Applications are invited for 2-3 visiting fellows to spend 4-5 weeks at Melbourne Law School in 2019, as part of the Indian Equality Law Programme.The Indian Equality Law Visiting Fellowships are designed for advanced-stage doctoral students or early-career academic scholars (with no more than 5 years of post-doctoral, university teaching or litigation experience) with an interest in Indian equality / anti-discrimination law and/or comparative law. Funding for the fellowships is provided by the Letten Prize awarded to Associate Professor Tarunabh Khaitan in 2018. Fellows will be based at MLS and will benefit from a research-intensive environment.If you are interested in applying, click here for further details.Applications close on 1 February, 2019.
Purely Dicta recently conducted an interview with Associate Professor Stacey Steele. She discusses her experiences working in the legal sector in Japan and Australia.
This workshop aims to bring together postgraduate students from Australia and New Zealand who are researching topics relating to Vietnamese legal studies.
A/Professor Stacey Steele recently caught up with Melbourne Law School LLM graduate 2017, Shawn Guoqing Xu now based in Guangdong, China
This workshop aims to lay the foundation for further research on Indian administrative law and promote work in this vital field, especially amongst early career researchers.
Associate Director (India) of the Asian Law Centre and JD Lecturer on 'Law and Legal Practice in Asia' (2017) at Melbourne Law School, Associate Professor Farrah Ahmed, is part of a global team of exceptional scholars to edit the newly launched Indian Law Review in 2017.
This conference aims to bring together postgraduate students, from around Australia and overseas, who are researching topics relating to Islam.
Drugs Law and Legal Practice in Southeast Asia co-authored by Centre for Indonesian Law, Islam and Society Director, Professor Tim Lindsey and Asian Law Centre Director, Professor Pip Nicholson, investigates criminal law and practice relevant to drugs regulation in three Southeast Asian jurisdictions: Indonesia, Singapore and Vietnam.
Melbourne Law School's Asian Law Centre last week welcomed more than a dozen Chuo Law School students, marking the 10th anniversary of the cross-cultural legal education partnership.
The lowering of Japan's voting age, coupled with Shinzo Abe's controversial reform agenda, may see a stirring among Japanese students, write Stacey Steele (Associate Director, Japan) and Aya Haruyama (Research Assistant) in Asian Currents.
Indonesia could become a pioneer in the abolition of capital punishment and an example for other Muslim countries to follow, according to former Indonesian judge Professor Jimly Asshiddiqie.
The University of Melbourne has recently launched the Indonesia at Melbourne blog, a new platform for analysis, research and commentary on contemporary Indonesia by academics, experts and students affiliated with the university.
In March 2015, the Law Faculties of the University of Melbourne, the National University of Singapore, and the University of Oxford offered a program delivering lectures on the common law to four universities in China: Shanghai Jiaotong (Shanghai), Fudan (Shanghai), Tsinghua University (Beijing) and Peking University (Beijing).
The Faculty of Law, University of Oxford, Melbourne Law School, University of Melbourne and National Law University, Delhi hosted a workshop and conference on 10-12 April, 2015 at National Law University, Delhi, India.
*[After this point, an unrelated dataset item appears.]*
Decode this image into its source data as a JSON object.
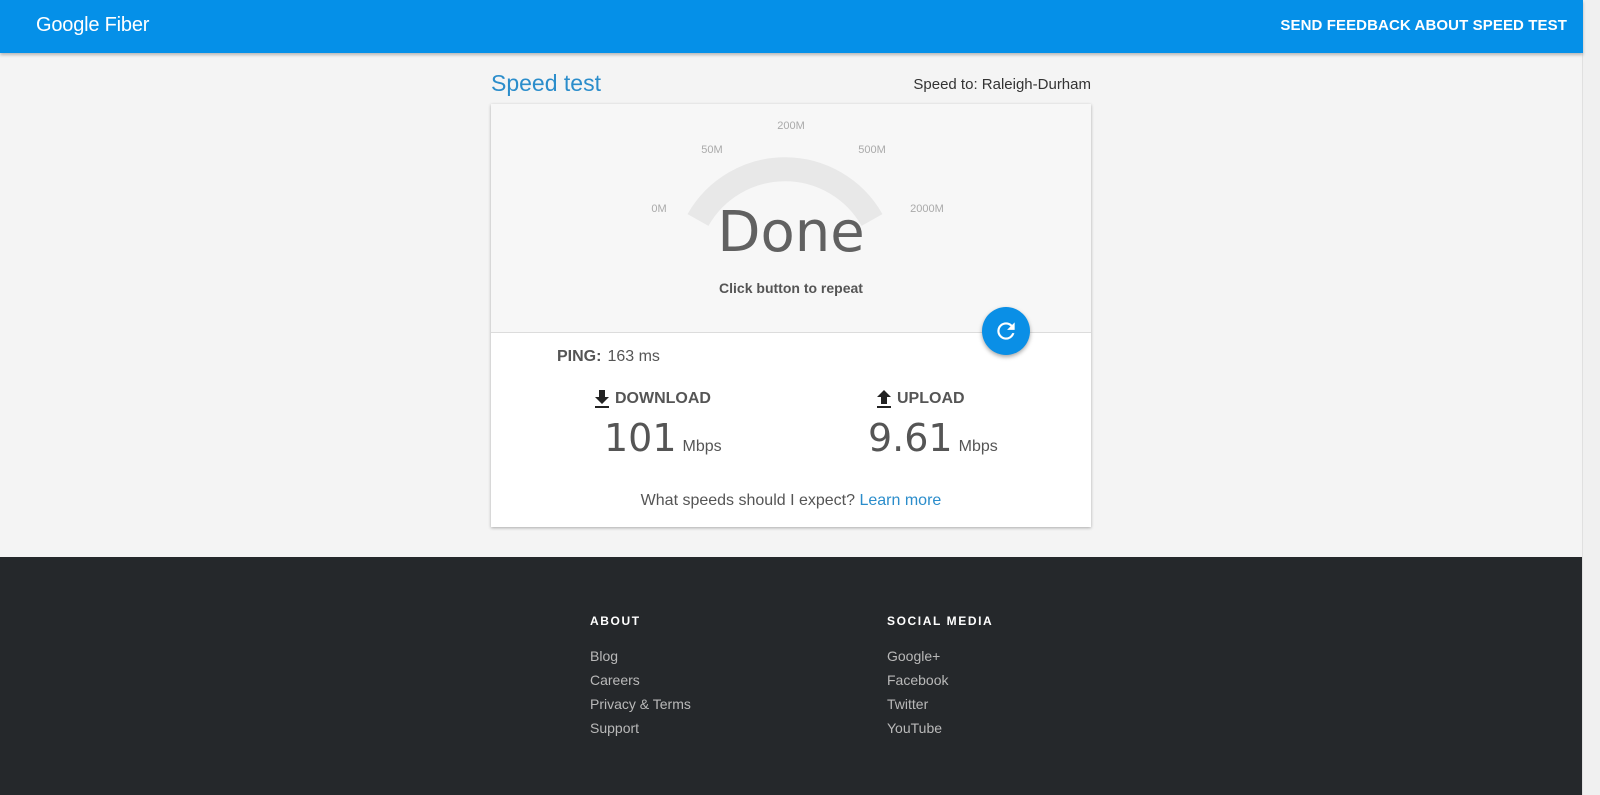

The very generous support of Mr Allan Myers AO QC and Mrs Maria Myers AO made these events possible. The co-convenors were Associate Professor Tarunabh Khaitan (Oxford), Dr Farrah Ahmed (Melbourne) and Dr Anup Surendranath (National Law University, Delhi).
Past events hosted by the Asian Law Centre.
If you missed one of the thought-provoking speakers at Melbourne Law School, you may still catch their presentation online.